“Your big opportunity may be…”

“Your big opportunity may be right where you are now.”

—Napoleon Hill, American author of personal-success literature

QC #737-01

How fulfilled and content with life are you at this moment? How perfect are your personal and professional situations? How often do you find yourself longing for some other place, some other future, where you believe you will be far happier?

EXERCISE:

Imagine that some amazing technology company invented a new device called the “Opportunity-O-Matic,” and you are among the early adopters. When you use the device, you discover, pursue, and realize wondrous possibilities of life, right at your own doorstep.

Perhaps we already have such a device installed in our minds and hearts, momentarily turned to Airplane mode. Are you ready to flip the switch?

be prepared for opportunity

“It is better to be prepared for an opportunity and not have one than to have one and not be prepared.”

– Whitney Young, Jr., American Civil Rights Leader

Image of Boy Scout Logo

When I was young, I was a Boy Scout – you know, that organization that teaches young folks to “be prepared.” Although I never achieved the rank of Eagle Scout, this motto has remained with me all these years.

People today may tease or ridicule us for being a Boy Scout – for the plans we make, the lists we create, and the forethought we give to projects and areas of importance. For me, being a bit of a Boy Scout has worked out pretty well.

Exercise:

Look at your own efforts to be prepared for those important opportunities you may know about – and perhaps others not currently on your radar.

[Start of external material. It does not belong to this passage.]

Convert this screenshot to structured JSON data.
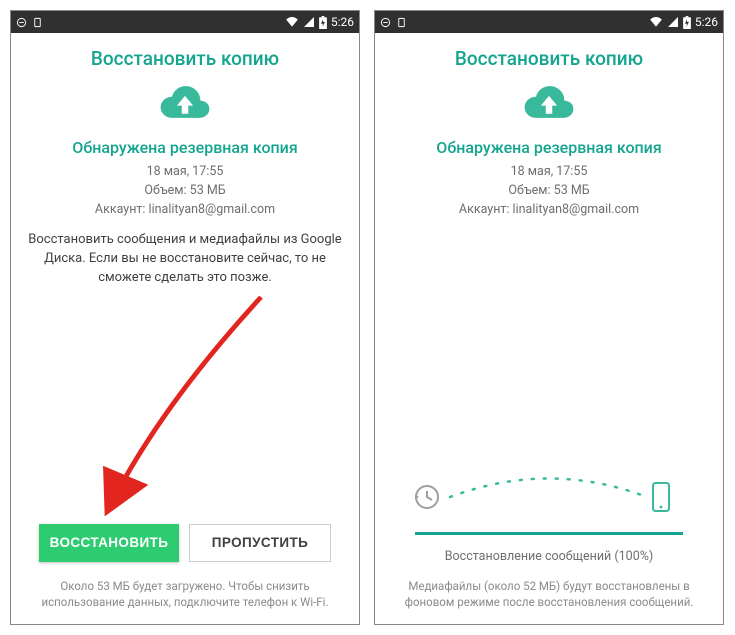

Determine what additional or modified Boy Scout habits would help you make the most of the opportunities life presents.